▸ Exercise
If a line in the data contains "unit", copy it out.

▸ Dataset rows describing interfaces
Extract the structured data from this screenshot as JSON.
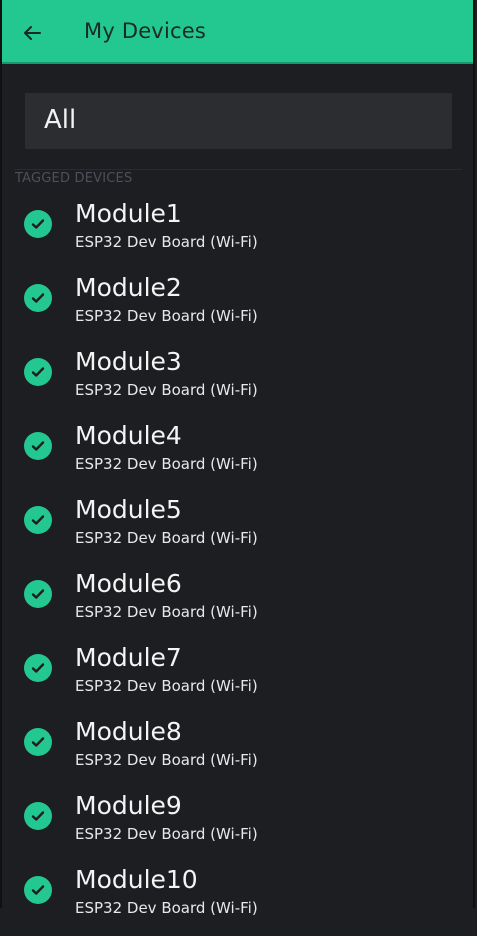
{
  "header": {
    "title": "My Devices",
    "back_icon": "arrow-back-icon"
  },
  "filter": {
    "value": "All"
  },
  "section_label": "TAGGED DEVICES",
  "devices": [
    {
      "name": "Module1",
      "board": "ESP32 Dev Board (Wi-Fi)"
    },
    {
      "name": "Module2",
      "board": "ESP32 Dev Board (Wi-Fi)"
    },
    {
      "name": "Module3",
      "board": "ESP32 Dev Board (Wi-Fi)"
    },
    {
      "name": "Module4",
      "board": "ESP32 Dev Board (Wi-Fi)"
    },
    {
      "name": "Module5",
      "board": "ESP32 Dev Board (Wi-Fi)"
    },
    {
      "name": "Module6",
      "board": "ESP32 Dev Board (Wi-Fi)"
    },
    {
      "name": "Module7",
      "board": "ESP32 Dev Board (Wi-Fi)"
    },
    {
      "name": "Module8",
      "board": "ESP32 Dev Board (Wi-Fi)"
    },
    {
      "name": "Module9",
      "board": "ESP32 Dev Board (Wi-Fi)"
    },
    {
      "name": "Module10",
      "board": "ESP32 Dev Board (Wi-Fi)"
    }
  ],
  "colors": {
    "accent": "#23c890",
    "background": "#1d1e22",
    "field": "#2c2d31"
  }
}
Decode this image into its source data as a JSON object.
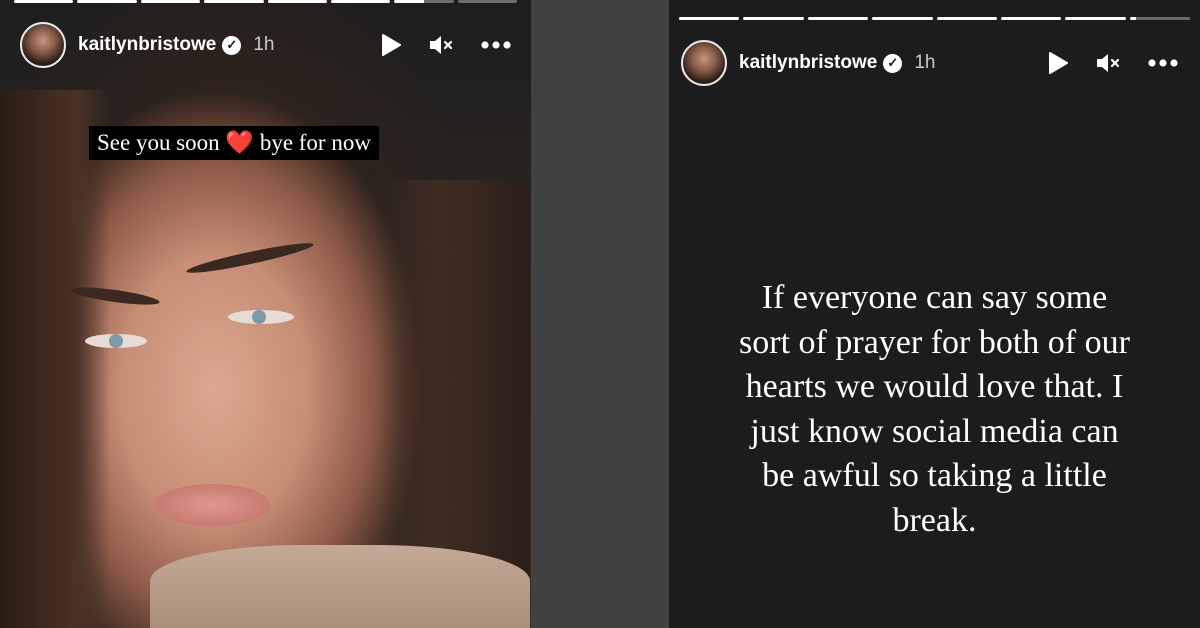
{
  "left_story": {
    "progress_segments": 8,
    "progress_completed": 6.5,
    "header": {
      "username": "kaitlynbristowe",
      "time": "1h",
      "icons": [
        "play-icon",
        "mute-icon",
        "more-icon"
      ]
    },
    "caption": {
      "text_before": "See you soon",
      "emoji": "❤️",
      "text_after": "bye for now"
    }
  },
  "right_story": {
    "progress_segments": 8,
    "progress_completed": 7.1,
    "header": {
      "username": "kaitlynbristowe",
      "time": "1h",
      "icons": [
        "play-icon",
        "mute-icon",
        "more-icon"
      ]
    },
    "text_lines": [
      "If everyone can say some",
      "sort of prayer for both of our",
      "hearts we would love that. I",
      "just know social media can",
      "be awful so taking a little",
      "break."
    ]
  },
  "colors": {
    "page_background": "#414141",
    "story_dark_background": "#1c1b1e",
    "caption_background": "#000000",
    "heart": "#e0202a"
  }
}
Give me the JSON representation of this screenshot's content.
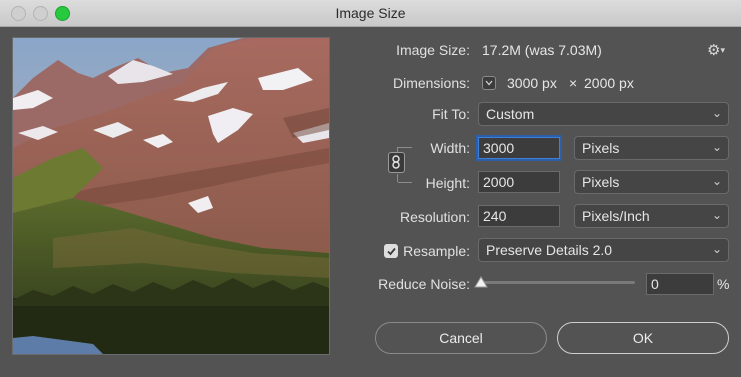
{
  "window": {
    "title": "Image Size"
  },
  "image_size": {
    "label": "Image Size:",
    "value": "17.2M (was 7.03M)"
  },
  "dimensions": {
    "label": "Dimensions:",
    "width": "3000 px",
    "times": "×",
    "height": "2000 px"
  },
  "fit_to": {
    "label": "Fit To:",
    "value": "Custom"
  },
  "width": {
    "label": "Width:",
    "value": "3000",
    "unit": "Pixels"
  },
  "height": {
    "label": "Height:",
    "value": "2000",
    "unit": "Pixels"
  },
  "resolution": {
    "label": "Resolution:",
    "value": "240",
    "unit": "Pixels/Inch"
  },
  "resample": {
    "label": "Resample:",
    "checked": true,
    "value": "Preserve Details 2.0"
  },
  "reduce_noise": {
    "label": "Reduce Noise:",
    "value": "0",
    "unit": "%"
  },
  "buttons": {
    "cancel": "Cancel",
    "ok": "OK"
  },
  "icons": {
    "gear": "gear-icon",
    "link": "link-icon",
    "chevron": "chevron-down-icon"
  },
  "colors": {
    "accent": "#3f7fd6",
    "zoom": "#27c93f"
  }
}
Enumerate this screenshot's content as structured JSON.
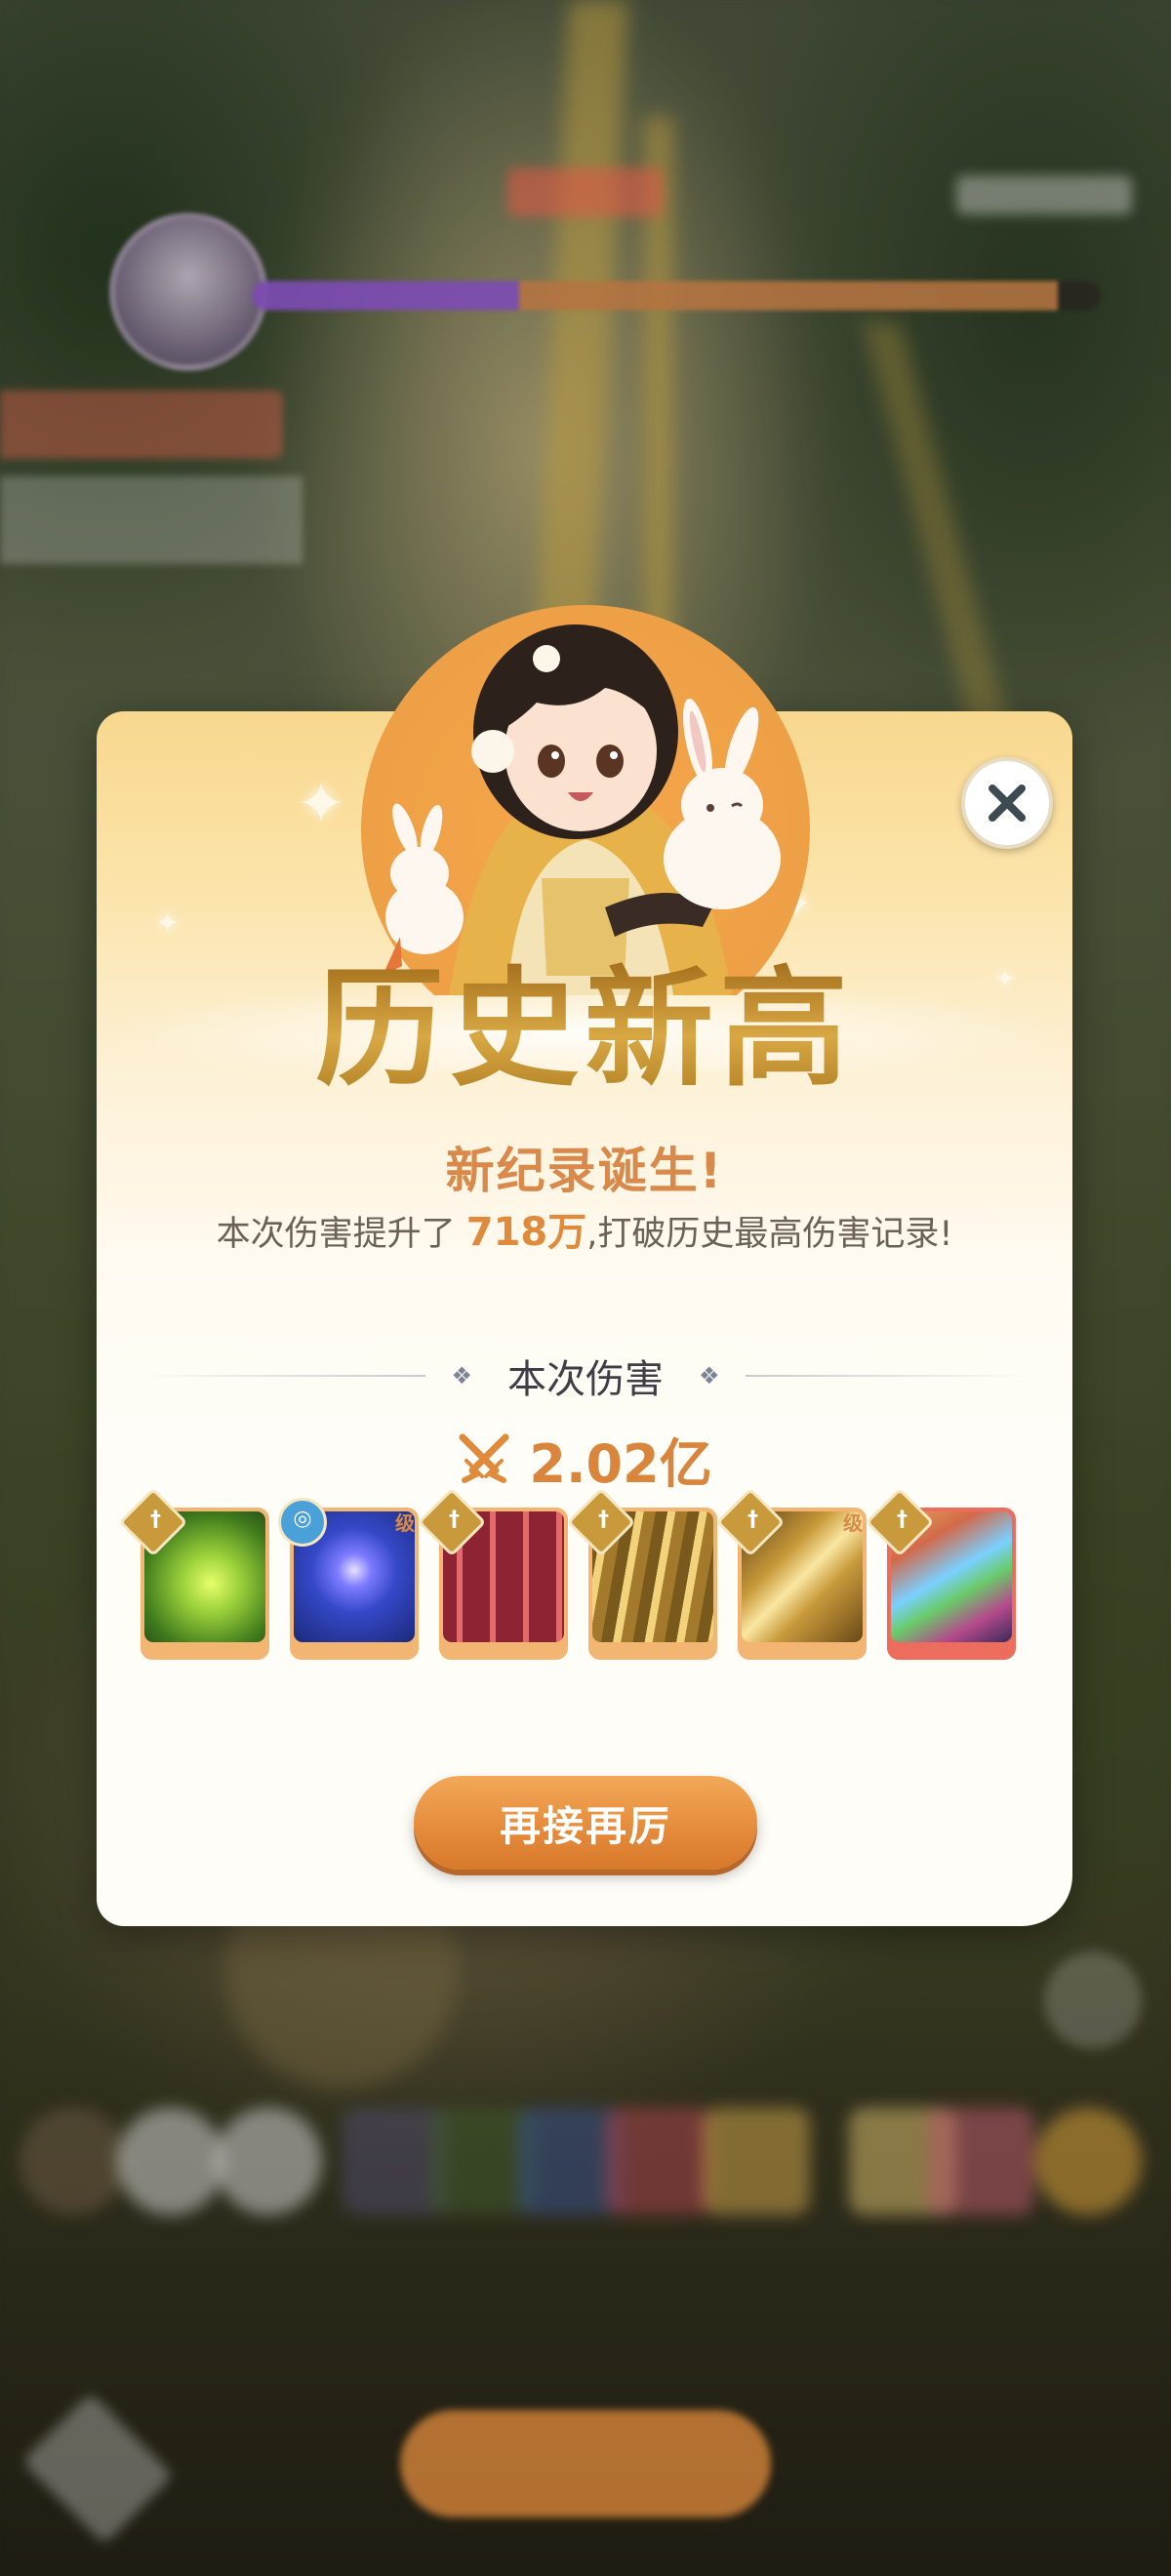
{
  "popup": {
    "title": "历史新高",
    "subtitle": "新纪录诞生!",
    "desc_prefix": "本次伤害提升了 ",
    "desc_value": "718万",
    "desc_suffix": ",打破历史最高伤害记录!",
    "section_label": "本次伤害",
    "damage_value": "2.02亿",
    "retry_label": "再接再厉"
  },
  "skills": [
    {
      "name": "green-slash",
      "badge": "sword",
      "tag": ""
    },
    {
      "name": "blue-orb",
      "badge": "swirl",
      "tag": "级"
    },
    {
      "name": "red-swords",
      "badge": "sword",
      "tag": ""
    },
    {
      "name": "gold-blades",
      "badge": "sword",
      "tag": ""
    },
    {
      "name": "gold-shard",
      "badge": "sword",
      "tag": "级"
    },
    {
      "name": "rainbow-streak",
      "badge": "sword",
      "tag": ""
    }
  ],
  "background": {
    "boss_hp_fraction": 0.67,
    "boss_hp_lost_fraction": 0.95
  },
  "colors": {
    "accent_orange": "#e48a3a",
    "title_gold": "#c9972e",
    "highlight": "#e08a3c"
  },
  "icons": {
    "close": "close-icon",
    "damage": "crossed-swords-icon"
  }
}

▸ Expected answer
    "unit": "Pixels"
    "unit": "Pixels"
    "unit": "Pixels/Inch"
    "unit": "%"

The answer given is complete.